--- The records ---
···
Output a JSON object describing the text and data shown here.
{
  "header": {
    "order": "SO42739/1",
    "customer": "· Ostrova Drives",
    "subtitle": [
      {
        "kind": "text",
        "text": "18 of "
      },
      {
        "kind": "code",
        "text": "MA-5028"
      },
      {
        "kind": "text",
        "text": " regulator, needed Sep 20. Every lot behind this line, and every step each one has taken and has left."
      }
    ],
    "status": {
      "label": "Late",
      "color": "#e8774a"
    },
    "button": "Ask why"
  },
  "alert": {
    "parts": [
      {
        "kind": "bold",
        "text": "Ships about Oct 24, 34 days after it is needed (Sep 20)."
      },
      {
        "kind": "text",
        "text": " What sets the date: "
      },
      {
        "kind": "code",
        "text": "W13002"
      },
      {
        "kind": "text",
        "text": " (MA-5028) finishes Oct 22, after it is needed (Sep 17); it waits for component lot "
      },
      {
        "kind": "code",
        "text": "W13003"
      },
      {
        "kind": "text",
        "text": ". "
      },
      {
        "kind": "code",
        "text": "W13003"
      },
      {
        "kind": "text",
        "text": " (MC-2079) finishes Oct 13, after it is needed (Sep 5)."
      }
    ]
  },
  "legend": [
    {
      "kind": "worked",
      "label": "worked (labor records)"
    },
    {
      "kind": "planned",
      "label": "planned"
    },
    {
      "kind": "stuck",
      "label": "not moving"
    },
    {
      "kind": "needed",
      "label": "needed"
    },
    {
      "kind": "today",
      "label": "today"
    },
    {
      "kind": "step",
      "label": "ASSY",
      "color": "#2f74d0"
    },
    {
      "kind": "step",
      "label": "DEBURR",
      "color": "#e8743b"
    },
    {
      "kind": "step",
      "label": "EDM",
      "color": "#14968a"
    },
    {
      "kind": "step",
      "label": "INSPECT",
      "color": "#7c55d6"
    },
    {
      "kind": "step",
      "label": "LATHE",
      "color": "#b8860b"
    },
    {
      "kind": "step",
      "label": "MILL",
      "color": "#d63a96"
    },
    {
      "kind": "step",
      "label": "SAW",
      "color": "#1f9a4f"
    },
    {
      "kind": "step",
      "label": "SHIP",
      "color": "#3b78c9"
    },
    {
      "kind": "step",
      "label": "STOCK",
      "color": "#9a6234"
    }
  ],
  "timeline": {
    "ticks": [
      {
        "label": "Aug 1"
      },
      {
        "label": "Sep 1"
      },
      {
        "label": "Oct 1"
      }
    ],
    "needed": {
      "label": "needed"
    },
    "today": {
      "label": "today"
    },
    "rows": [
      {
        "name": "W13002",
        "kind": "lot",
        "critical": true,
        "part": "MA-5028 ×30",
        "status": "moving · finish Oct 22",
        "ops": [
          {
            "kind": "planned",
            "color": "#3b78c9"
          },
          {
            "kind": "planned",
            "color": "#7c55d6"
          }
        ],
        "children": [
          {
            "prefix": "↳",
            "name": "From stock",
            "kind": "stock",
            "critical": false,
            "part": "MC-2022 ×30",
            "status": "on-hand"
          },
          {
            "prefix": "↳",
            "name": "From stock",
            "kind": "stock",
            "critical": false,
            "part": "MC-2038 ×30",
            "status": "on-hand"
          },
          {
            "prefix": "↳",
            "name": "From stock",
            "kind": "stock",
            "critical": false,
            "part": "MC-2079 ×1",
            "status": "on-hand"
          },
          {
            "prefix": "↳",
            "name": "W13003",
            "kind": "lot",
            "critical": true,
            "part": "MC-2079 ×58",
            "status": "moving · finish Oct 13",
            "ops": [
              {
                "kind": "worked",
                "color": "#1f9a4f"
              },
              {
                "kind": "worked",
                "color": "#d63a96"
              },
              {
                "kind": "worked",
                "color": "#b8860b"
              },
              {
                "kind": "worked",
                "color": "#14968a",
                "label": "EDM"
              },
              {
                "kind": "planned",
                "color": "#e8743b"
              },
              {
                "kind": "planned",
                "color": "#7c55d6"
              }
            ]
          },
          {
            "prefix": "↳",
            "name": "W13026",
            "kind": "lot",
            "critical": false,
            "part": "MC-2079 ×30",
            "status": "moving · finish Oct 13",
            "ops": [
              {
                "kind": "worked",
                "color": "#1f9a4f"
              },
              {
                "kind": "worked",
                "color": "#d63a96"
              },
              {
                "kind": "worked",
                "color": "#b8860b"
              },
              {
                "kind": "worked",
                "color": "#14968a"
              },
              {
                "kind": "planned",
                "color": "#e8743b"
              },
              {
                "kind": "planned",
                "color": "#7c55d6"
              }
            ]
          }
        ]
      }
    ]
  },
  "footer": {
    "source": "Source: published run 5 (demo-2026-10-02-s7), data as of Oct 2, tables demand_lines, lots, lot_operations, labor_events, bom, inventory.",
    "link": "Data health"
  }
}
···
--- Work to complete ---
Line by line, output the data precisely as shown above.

--- Your response ---
Output a JSON object describing the text and data shown here.
{
  "header": {
    "order": "SO42739/1",
    "customer": "· Ostrova Drives",
    "subtitle": [
      {
        "kind": "text",
        "text": "18 of "
      },
      {
        "kind": "code",
        "text": "MA-5028"
      },
      {
        "kind": "text",
        "text": " regulator, needed Sep 20. Every lot behind this line, and every step each one has taken and has left."
      }
    ],
    "status": {
      "label": "Late",
      "color": "#e8774a"
    },
    "button": "Ask why"
  },
  "alert": {
    "parts": [
      {
        "kind": "bold",
        "text": "Ships about Oct 24, 34 days after it is needed (Sep 20)."
      },
      {
        "kind": "text",
        "text": " What sets the date: "
      },
      {
        "kind": "code",
        "text": "W13002"
      },
      {
        "kind": "text",
        "text": " (MA-5028) finishes Oct 22, after it is needed (Sep 17); it waits for component lot "
      },
      {
        "kind": "code",
        "text": "W13003"
      },
      {
        "kind": "text",
        "text": ". "
      },
      {
        "kind": "code",
        "text": "W13003"
      },
      {
        "kind": "text",
        "text": " (MC-2079) finishes Oct 13, after it is needed (Sep 5)."
      }
    ]
  },
  "legend": [
    {
      "kind": "worked",
      "label": "worked (labor records)"
    },
    {
      "kind": "planned",
      "label": "planned"
    },
    {
      "kind": "stuck",
      "label": "not moving"
    },
    {
      "kind": "needed",
      "label": "needed"
    },
    {
      "kind": "today",
      "label": "today"
    },
    {
      "kind": "step",
      "label": "ASSY",
      "color": "#2f74d0"
    },
    {
      "kind": "step",
      "label": "DEBURR",
      "color": "#e8743b"
    },
    {
      "kind": "step",
      "label": "EDM",
      "color": "#14968a"
    },
    {
      "kind": "step",
      "label": "INSPECT",
      "color": "#7c55d6"
    },
    {
      "kind": "step",
      "label": "LATHE",
      "color": "#b8860b"
    },
    {
      "kind": "step",
      "label": "MILL",
      "color": "#d63a96"
    },
    {
      "kind": "step",
      "label": "SAW",
      "color": "#1f9a4f"
    },
    {
      "kind": "step",
      "label": "SHIP",
      "color": "#3b78c9"
    },
    {
      "kind": "step",
      "label": "STOCK",
      "color": "#9a6234"
    }
  ],
  "timeline": {
    "ticks": [
      {
        "label": "Aug 1"
      },
      {
        "label": "Sep 1"
      },
      {
        "label": "Oct 1"
      }
    ],
    "needed": {
      "label": "needed"
    },
    "today": {
      "label": "today"
    },
    "rows": [
      {
        "name": "W13002",
        "kind": "lot",
        "critical": true,
        "part": "MA-5028 ×30",
        "status": "moving · finish Oct 22",
        "ops": [
          {
            "kind": "planned",
            "color": "#3b78c9"
          },
          {
            "kind": "planned",
            "color": "#7c55d6"
          }
        ],
        "children": [
          {
            "prefix": "↳",
            "name": "From stock",
            "kind": "stock",
            "critical": false,
            "part": "MC-2022 ×30",
            "status": "on-hand"
          },
          {
            "prefix": "↳",
            "name": "From stock",
            "kind": "stock",
            "critical": false,
            "part": "MC-2038 ×30",
            "status": "on-hand"
          },
          {
            "prefix": "↳",
            "name": "From stock",
            "kind": "stock",
            "critical": false,
            "part": "MC-2079 ×1",
            "status": "on-hand"
          },
          {
            "prefix": "↳",
            "name": "W13003",
            "kind": "lot",
            "critical": true,
            "part": "MC-2079 ×58",
            "status": "moving · finish Oct 13",
            "ops": [
              {
                "kind": "worked",
                "color": "#1f9a4f"
              },
              {
                "kind": "worked",
                "color": "#d63a96"
              },
              {
                "kind": "worked",
                "color": "#b8860b"
              },
              {
                "kind": "worked",
                "color": "#14968a",
                "label": "EDM"
              },
              {
                "kind": "planned",
                "color": "#e8743b"
              },
              {
                "kind": "planned",
                "color": "#7c55d6"
              }
            ]
          },
          {
            "prefix": "↳",
            "name": "W13026",
            "kind": "lot",
            "critical": false,
            "part": "MC-2079 ×30",
            "status": "moving · finish Oct 13",
            "ops": [
              {
                "kind": "worked",
                "color": "#1f9a4f"
              },
              {
                "kind": "worked",
                "color": "#d63a96"
              },
              {
                "kind": "worked",
                "color": "#b8860b"
              },
              {
                "kind": "worked",
                "color": "#14968a"
              },
              {
                "kind": "planned",
                "color": "#e8743b"
              },
              {
                "kind": "planned",
                "color": "#7c55d6"
              }
            ]
          }
        ]
      }
    ]
  },
  "footer": {
    "source": "Source: published run 5 (demo-2026-10-02-s7), data as of Oct 2, tables demand_lines, lots, lot_operations, labor_events, bom, inventory.",
    "link": "Data health"
  }
}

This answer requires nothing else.